JOCELYN SUMMERS: 1943-2011
“I didn’t know you were dead,” I say.
“Death is life, and life is death,” Jocelyn says. “Just the flip side of the same coin.”
“You don’t look dead.”
She smiled. “I’ll take that as a compliment.”
“I should’ve known you were dead. It’s my job to know.”
Jocelyn lays a hand on my shoulder. “We’re not perfect.”
It’s been a long time since I cried. So long that I can’t remember the last time. And now that I’ve started, I’m not sure if I can stop. Jocelyn offers me a handkerchief, and I deluge it with my tears.
“I was sure I’d be reunited with him once I died, but that’s not how it works. He’s still lost to me.”
I want to tell her that it was me, I did it, I was the one who brained her baby, but even now, I can’t do it. It’s one thing to know the truth in yourself, but to say it to another – it’s like you’re giving it away, and I don’t want to do that. The actions I’d taken those many years ago belong to no one else but me.
“The funny thing about being dead,” Jocelyn says, “it’s not that different from being alive. Isn’t that just awful?”
Across from us, her husband and daughter are clutching each other as the minister reads a passage from the Bible.
Jocelyn rises, and I rise with her.
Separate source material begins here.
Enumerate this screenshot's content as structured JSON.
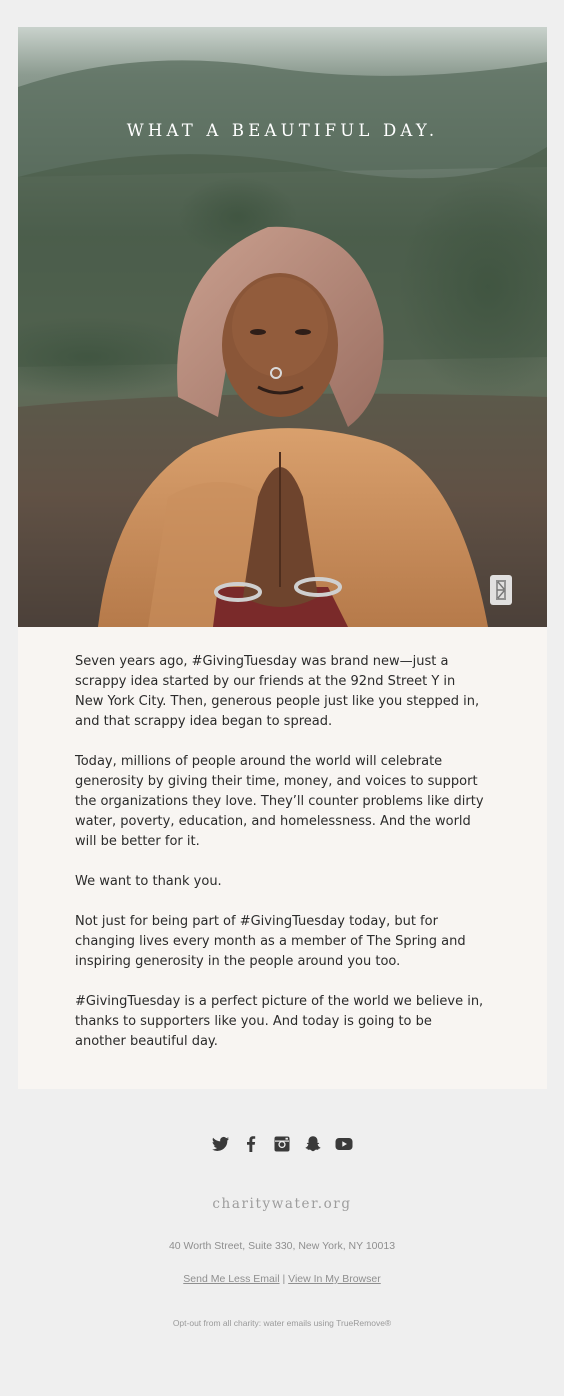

She reaches for me, and I grab her cold, cold hand, and we walk down the aisle of the grieving living, and leave this verdant sadness together.
Order THE2NDHAND’s 10th-anniversary collection, All Hands On, featuring the work of more than 40 contributors.